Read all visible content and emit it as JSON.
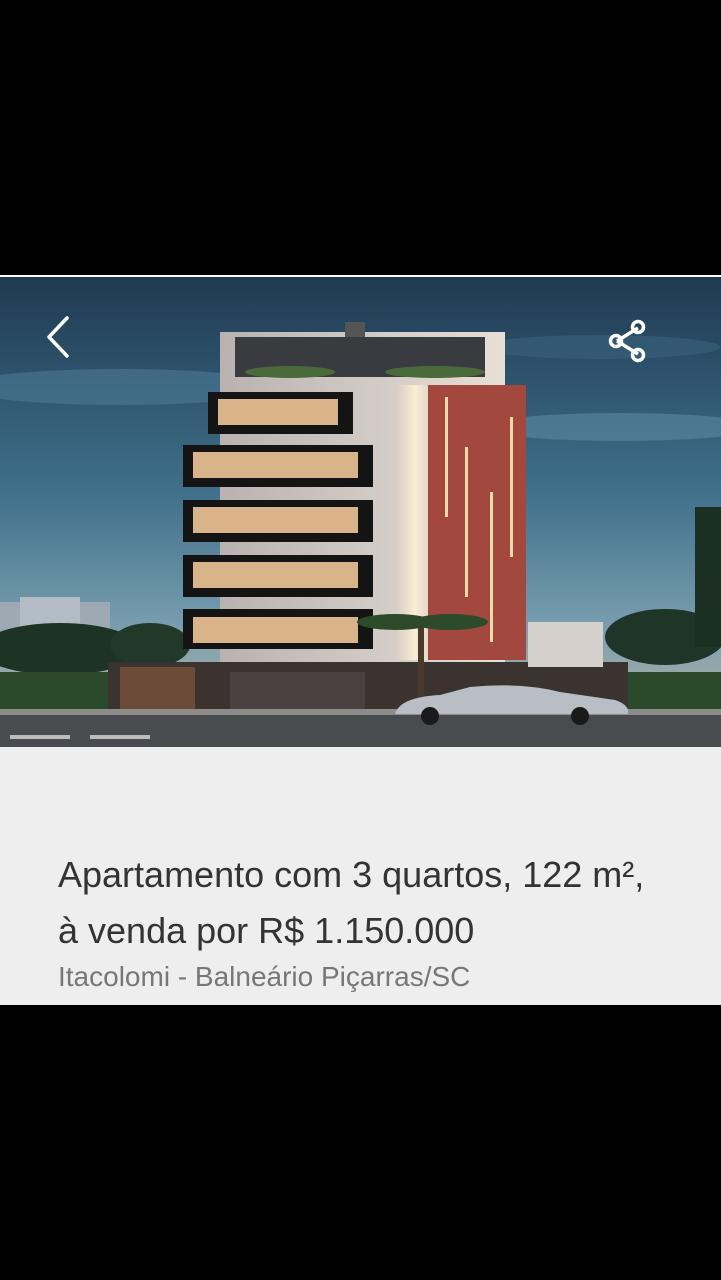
{
  "listing": {
    "title": "Apartamento com 3 quartos, 122 m², à venda por R$ 1.150.000",
    "location": "Itacolomi - Balneário Piçarras/SC"
  },
  "header": {
    "back_icon": "chevron-left-icon",
    "share_icon": "share-icon"
  },
  "colors": {
    "background": "#000000",
    "info_panel": "#eeeeee",
    "title_text": "#333333",
    "location_text": "#777777"
  }
}
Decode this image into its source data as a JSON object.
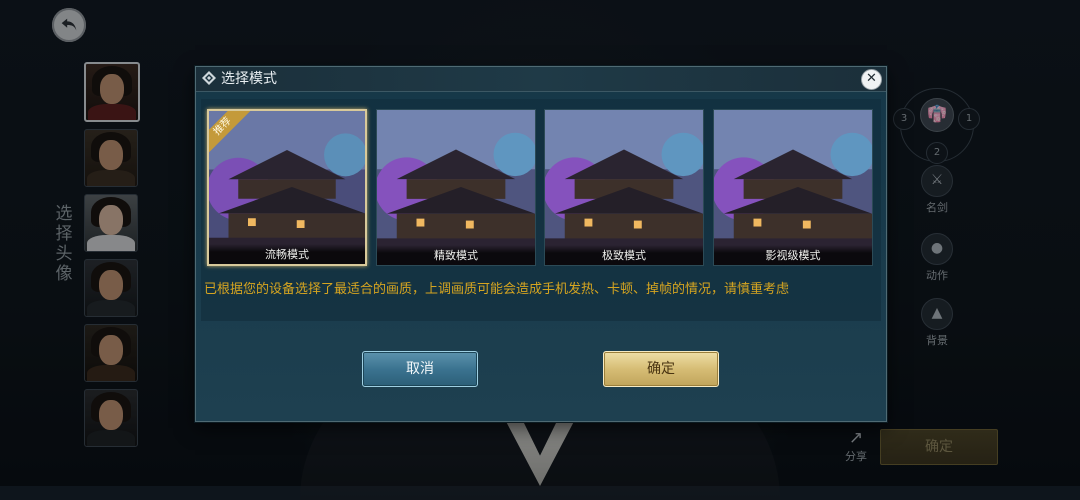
{
  "background": {
    "avatar_title": "选择头像",
    "avatars": [
      "avatar-1",
      "avatar-2",
      "avatar-3",
      "avatar-4",
      "avatar-5",
      "avatar-6"
    ],
    "right_panel": {
      "ring_numbers": [
        "3",
        "1",
        "2"
      ],
      "outfit_icon": "robe-icon",
      "buttons": [
        {
          "label": "名剑",
          "icon": "sword-icon"
        },
        {
          "label": "动作",
          "icon": "person-icon"
        },
        {
          "label": "背景",
          "icon": "mountain-icon"
        }
      ],
      "share_label": "分享",
      "share_icon": "share-arrow-icon",
      "confirm_label": "确定"
    }
  },
  "dialog": {
    "title": "选择模式",
    "title_icon": "diamond-ornament-icon",
    "close_icon": "close-icon",
    "recommended_tag": "推荐",
    "modes": [
      {
        "label": "流畅模式",
        "selected": true
      },
      {
        "label": "精致模式",
        "selected": false
      },
      {
        "label": "极致模式",
        "selected": false
      },
      {
        "label": "影视级模式",
        "selected": false
      }
    ],
    "hint": "已根据您的设备选择了最适合的画质，上调画质可能会造成手机发热、卡顿、掉帧的情况，请慎重考虑",
    "cancel_label": "取消",
    "ok_label": "确定"
  },
  "colors": {
    "hint_text": "#d6a520",
    "selected_border": "#d8c99a",
    "cancel_button": "#3b7390",
    "ok_button": "#d6bd75"
  }
}
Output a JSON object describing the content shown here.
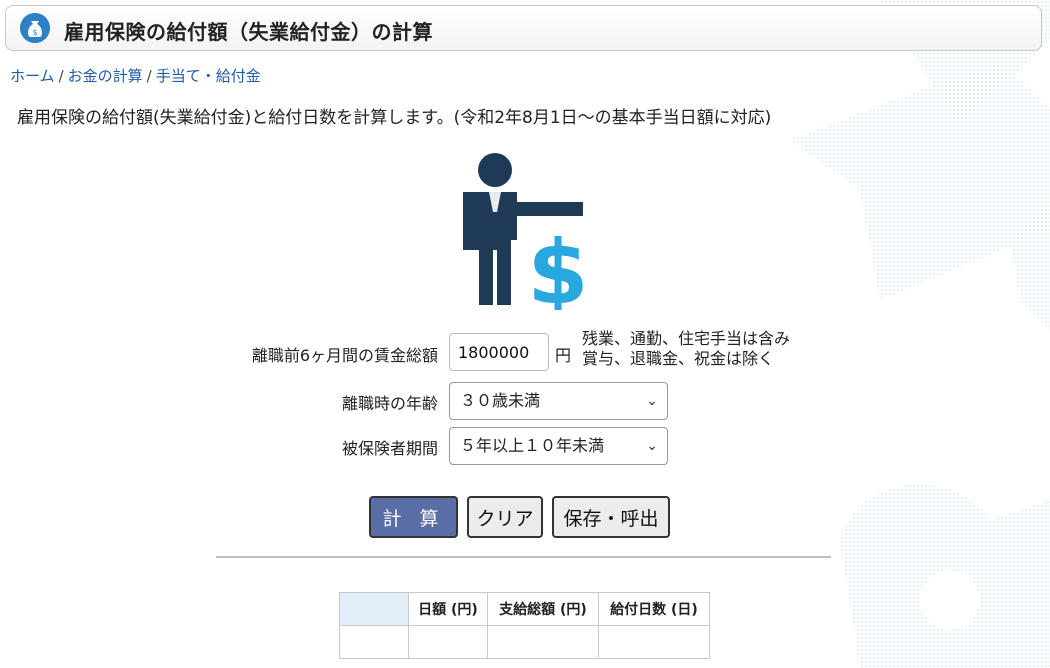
{
  "page": {
    "title": "雇用保険の給付額（失業給付金）の計算",
    "description": "雇用保険の給付額(失業給付金)と給付日数を計算します。(令和2年8月1日～の基本手当日額に対応)"
  },
  "breadcrumb": [
    {
      "label": "ホーム"
    },
    {
      "label": "お金の計算"
    },
    {
      "label": "手当て・給付金"
    }
  ],
  "breadcrumb_sep": "/",
  "form": {
    "wage": {
      "label": "離職前6ヶ月間の賃金総額",
      "value": "1800000",
      "unit": "円",
      "note_line1": "残業、通勤、住宅手当は含み",
      "note_line2": "賞与、退職金、祝金は除く"
    },
    "age": {
      "label": "離職時の年齢",
      "value": "３０歳未満"
    },
    "period": {
      "label": "被保険者期間",
      "value": "５年以上１０年未満"
    }
  },
  "buttons": {
    "calc": "計 算",
    "clear": "クリア",
    "save": "保存・呼出"
  },
  "result_table": {
    "headers": [
      "",
      "日額 (円)",
      "支給総額 (円)",
      "給付日数 (日)"
    ],
    "rows": [
      [
        "",
        "",
        "",
        ""
      ]
    ]
  },
  "colors": {
    "accent": "#5a6ea6",
    "icon_dark": "#1e3a56",
    "icon_light": "#29a8e0",
    "link": "#1f5aa6"
  },
  "icons": {
    "title": "money-bag-icon",
    "hero": "person-dollar-icon"
  }
}
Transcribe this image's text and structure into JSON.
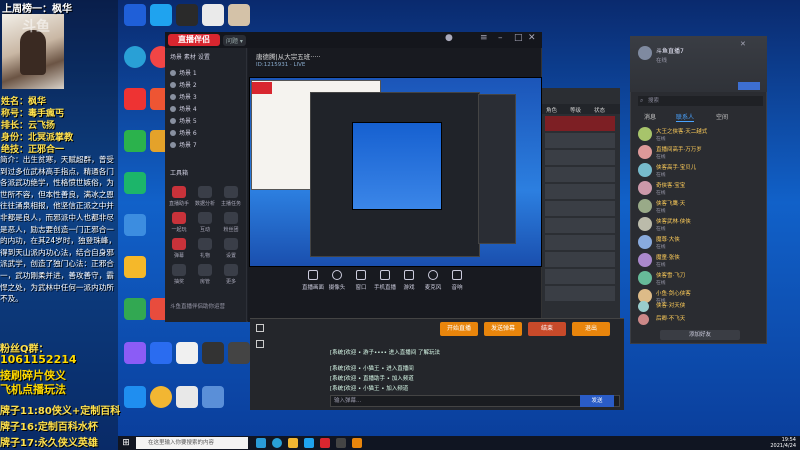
{
  "overlay": {
    "top_banner": "上周榜一：枫华",
    "watermark": "斗鱼",
    "profile": [
      {
        "label": "姓名：枫华"
      },
      {
        "label": "称号：毒手瘋丐"
      },
      {
        "label": "排长：云飞扬"
      },
      {
        "label": "身份：北冥派掌教"
      },
      {
        "label": "绝技：正邪合一"
      }
    ],
    "intro": "简介：出生贫寒，天赋超群，曾受到过多位武林高手指点，精通各门各派武功绝学，性格愤世嫉俗，为世所不容，但本性善良，满冰之恩往往涌泉相报，他坚信正派之中并非都是良人，而邪派中人也都非尽是恶人，励志要创造一门正邪合一的内功，在其24岁时，独登珠峰，得到天山派内功心法，结合自身邪派武学，创造了独门心法：正邪合一，武功刚柔并进，善攻善守，霸悍之处，为武林中任何一派内功所不及。",
    "fans_group_label": "粉丝Q群：",
    "fans_group_number": "1061152214",
    "promo1": "接刷碎片侠义",
    "promo2": "飞机点播玩法",
    "cards": [
      "牌子11:80侠义+定制百科",
      "牌子16:定制百科水杯",
      "牌子17:永久侠义英雄"
    ]
  },
  "window": {
    "logo": "直播伴侣",
    "version": "问题 ▾",
    "stream_title": "唐德腾|从大宗五班·····",
    "stream_sub": "ID:1215931  ·  LIVE",
    "sidebar_tabs": "场景  素材  设置",
    "scenes": [
      "场景 1",
      "场景 2",
      "场景 3",
      "场景 4",
      "场景 5",
      "场景 6",
      "场景 7"
    ],
    "toolbox_label": "工具箱",
    "tools": [
      "直播助手",
      "数据分析",
      "主播任务",
      "一起玩",
      "互动",
      "粉丝团",
      "弹幕",
      "礼物",
      "设置",
      "抽奖",
      "房管",
      "更多"
    ],
    "footer": "斗鱼直播伴侣助你运营",
    "bottom_tools": [
      "直播画面",
      "摄像头",
      "窗口",
      "手机直播",
      "游戏",
      "麦克风",
      "音响"
    ]
  },
  "game": {
    "headers": [
      "角色",
      "等级",
      "状态"
    ],
    "rows": 12
  },
  "chat": {
    "buttons": [
      {
        "label": "开始直播",
        "color": "#e8850c"
      },
      {
        "label": "发送弹幕",
        "color": "#e8850c"
      },
      {
        "label": "结束",
        "color": "#c84a2a"
      },
      {
        "label": "退出",
        "color": "#e8850c"
      }
    ],
    "lines": [
      "[系统]欢迎 • 游子•••• 进入直播间 了解玩法",
      "[系统]欢迎 • 小猫王 • 进入直播间",
      "[系统]欢迎 • 直播助手 • 加入频道",
      "[系统]欢迎 • 小猫王 • 加入频道"
    ],
    "input_placeholder": "输入弹幕...",
    "send_label": "发送"
  },
  "qq": {
    "name": "斗鱼直播7",
    "status": "在线",
    "search_placeholder": "搜索",
    "tabs": [
      "消息",
      "联系人",
      "空间"
    ],
    "active_tab": "联系人",
    "contacts": [
      {
        "name": "大王之侠客·天二越式",
        "status": "在线"
      },
      {
        "name": "直播间高手·万万岁",
        "status": "在线"
      },
      {
        "name": "侠客高手·宝贝儿",
        "status": "在线"
      },
      {
        "name": "奇侠客·宝宝",
        "status": "在线"
      },
      {
        "name": "侠客飞鹰·天",
        "status": "在线"
      },
      {
        "name": "侠客武林·侠侠",
        "status": "在线"
      },
      {
        "name": "魔尊·大侠",
        "status": "在线"
      },
      {
        "name": "魔童·张侠",
        "status": "在线"
      },
      {
        "name": "侠客雪·飞刀",
        "status": "在线"
      },
      {
        "name": "小鱼·剑心侠客",
        "status": "在线"
      },
      {
        "name": "侠客·对天侠",
        "status": "在线"
      },
      {
        "name": "后卿·不飞天",
        "status": "在线"
      }
    ],
    "footer_button": "添加好友"
  },
  "taskbar": {
    "search_placeholder": "在这里输入你要搜索的内容",
    "time": "19:54",
    "date": "2021/4/24"
  },
  "colors": {
    "accent": "#e8850c",
    "brand_red": "#d8262f",
    "highlight_yellow": "#ffd900"
  }
}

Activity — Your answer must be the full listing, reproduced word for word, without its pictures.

Exercise result —
Read all visible content and emit it as JSON.
{
  "listing": {
    "title": "Apartamento com 3 quartos, 122 m², à venda por R$ 1.150.000",
    "location": "Itacolomi - Balneário Piçarras/SC"
  },
  "header": {
    "back_icon": "chevron-left-icon",
    "share_icon": "share-icon"
  },
  "colors": {
    "background": "#000000",
    "info_panel": "#eeeeee",
    "title_text": "#333333",
    "location_text": "#777777"
  }
}
Decode this image into its source data as a JSON object.
{
  "background": {
    "avatar_title": "选择头像",
    "avatars": [
      "avatar-1",
      "avatar-2",
      "avatar-3",
      "avatar-4",
      "avatar-5",
      "avatar-6"
    ],
    "right_panel": {
      "ring_numbers": [
        "3",
        "1",
        "2"
      ],
      "outfit_icon": "robe-icon",
      "buttons": [
        {
          "label": "名剑",
          "icon": "sword-icon"
        },
        {
          "label": "动作",
          "icon": "person-icon"
        },
        {
          "label": "背景",
          "icon": "mountain-icon"
        }
      ],
      "share_label": "分享",
      "share_icon": "share-arrow-icon",
      "confirm_label": "确定"
    }
  },
  "dialog": {
    "title": "选择模式",
    "title_icon": "diamond-ornament-icon",
    "close_icon": "close-icon",
    "recommended_tag": "推荐",
    "modes": [
      {
        "label": "流畅模式",
        "selected": true
      },
      {
        "label": "精致模式",
        "selected": false
      },
      {
        "label": "极致模式",
        "selected": false
      },
      {
        "label": "影视级模式",
        "selected": false
      }
    ],
    "hint": "已根据您的设备选择了最适合的画质，上调画质可能会造成手机发热、卡顿、掉帧的情况，请慎重考虑",
    "cancel_label": "取消",
    "ok_label": "确定"
  },
  "colors": {
    "hint_text": "#d6a520",
    "selected_border": "#d8c99a",
    "cancel_button": "#3b7390",
    "ok_button": "#d6bd75"
  }
}
Output a JSON object describing the content shown here.
{
  "page": {
    "title": "雇用保険の給付額（失業給付金）の計算",
    "description": "雇用保険の給付額(失業給付金)と給付日数を計算します。(令和2年8月1日～の基本手当日額に対応)"
  },
  "breadcrumb": [
    {
      "label": "ホーム"
    },
    {
      "label": "お金の計算"
    },
    {
      "label": "手当て・給付金"
    }
  ],
  "breadcrumb_sep": "/",
  "form": {
    "wage": {
      "label": "離職前6ヶ月間の賃金総額",
      "value": "1800000",
      "unit": "円",
      "note_line1": "残業、通勤、住宅手当は含み",
      "note_line2": "賞与、退職金、祝金は除く"
    },
    "age": {
      "label": "離職時の年齢",
      "value": "３０歳未満"
    },
    "period": {
      "label": "被保険者期間",
      "value": "５年以上１０年未満"
    }
  },
  "buttons": {
    "calc": "計 算",
    "clear": "クリア",
    "save": "保存・呼出"
  },
  "result_table": {
    "headers": [
      "",
      "日額 (円)",
      "支給総額 (円)",
      "給付日数 (日)"
    ],
    "rows": [
      [
        "",
        "",
        "",
        ""
      ]
    ]
  },
  "colors": {
    "accent": "#5a6ea6",
    "icon_dark": "#1e3a56",
    "icon_light": "#29a8e0",
    "link": "#1f5aa6"
  },
  "icons": {
    "title": "money-bag-icon",
    "hero": "person-dollar-icon"
  }
}
Transcribe this image's text and structure into JSON.
{
  "overlay": {
    "top_banner": "上周榜一：枫华",
    "watermark": "斗鱼",
    "profile": [
      {
        "label": "姓名：枫华"
      },
      {
        "label": "称号：毒手瘋丐"
      },
      {
        "label": "排长：云飞扬"
      },
      {
        "label": "身份：北冥派掌教"
      },
      {
        "label": "绝技：正邪合一"
      }
    ],
    "intro": "简介：出生贫寒，天赋超群，曾受到过多位武林高手指点，精通各门各派武功绝学，性格愤世嫉俗，为世所不容，但本性善良，满冰之恩往往涌泉相报，他坚信正派之中并非都是良人，而邪派中人也都非尽是恶人，励志要创造一门正邪合一的内功，在其24岁时，独登珠峰，得到天山派内功心法，结合自身邪派武学，创造了独门心法：正邪合一，武功刚柔并进，善攻善守，霸悍之处，为武林中任何一派内功所不及。",
    "fans_group_label": "粉丝Q群：",
    "fans_group_number": "1061152214",
    "promo1": "接刷碎片侠义",
    "promo2": "飞机点播玩法",
    "cards": [
      "牌子11:80侠义+定制百科",
      "牌子16:定制百科水杯",
      "牌子17:永久侠义英雄"
    ]
  },
  "window": {
    "logo": "直播伴侣",
    "version": "问题 ▾",
    "stream_title": "唐德腾|从大宗五班·····",
    "stream_sub": "ID:1215931  ·  LIVE",
    "sidebar_tabs": "场景  素材  设置",
    "scenes": [
      "场景 1",
      "场景 2",
      "场景 3",
      "场景 4",
      "场景 5",
      "场景 6",
      "场景 7"
    ],
    "toolbox_label": "工具箱",
    "tools": [
      "直播助手",
      "数据分析",
      "主播任务",
      "一起玩",
      "互动",
      "粉丝团",
      "弹幕",
      "礼物",
      "设置",
      "抽奖",
      "房管",
      "更多"
    ],
    "footer": "斗鱼直播伴侣助你运营",
    "bottom_tools": [
      "直播画面",
      "摄像头",
      "窗口",
      "手机直播",
      "游戏",
      "麦克风",
      "音响"
    ]
  },
  "game": {
    "headers": [
      "角色",
      "等级",
      "状态"
    ],
    "rows": 12
  },
  "chat": {
    "buttons": [
      {
        "label": "开始直播",
        "color": "#e8850c"
      },
      {
        "label": "发送弹幕",
        "color": "#e8850c"
      },
      {
        "label": "结束",
        "color": "#c84a2a"
      },
      {
        "label": "退出",
        "color": "#e8850c"
      }
    ],
    "lines": [
      "[系统]欢迎 • 游子•••• 进入直播间 了解玩法",
      "[系统]欢迎 • 小猫王 • 进入直播间",
      "[系统]欢迎 • 直播助手 • 加入频道",
      "[系统]欢迎 • 小猫王 • 加入频道"
    ],
    "input_placeholder": "输入弹幕...",
    "send_label": "发送"
  },
  "qq": {
    "name": "斗鱼直播7",
    "status": "在线",
    "search_placeholder": "搜索",
    "tabs": [
      "消息",
      "联系人",
      "空间"
    ],
    "active_tab": "联系人",
    "contacts": [
      {
        "name": "大王之侠客·天二越式",
        "status": "在线"
      },
      {
        "name": "直播间高手·万万岁",
        "status": "在线"
      },
      {
        "name": "侠客高手·宝贝儿",
        "status": "在线"
      },
      {
        "name": "奇侠客·宝宝",
        "status": "在线"
      },
      {
        "name": "侠客飞鹰·天",
        "status": "在线"
      },
      {
        "name": "侠客武林·侠侠",
        "status": "在线"
      },
      {
        "name": "魔尊·大侠",
        "status": "在线"
      },
      {
        "name": "魔童·张侠",
        "status": "在线"
      },
      {
        "name": "侠客雪·飞刀",
        "status": "在线"
      },
      {
        "name": "小鱼·剑心侠客",
        "status": "在线"
      },
      {
        "name": "侠客·对天侠",
        "status": "在线"
      },
      {
        "name": "后卿·不飞天",
        "status": "在线"
      }
    ],
    "footer_button": "添加好友"
  },
  "taskbar": {
    "search_placeholder": "在这里输入你要搜索的内容",
    "time": "19:54",
    "date": "2021/4/24"
  },
  "colors": {
    "accent": "#e8850c",
    "brand_red": "#d8262f",
    "highlight_yellow": "#ffd900"
  }
}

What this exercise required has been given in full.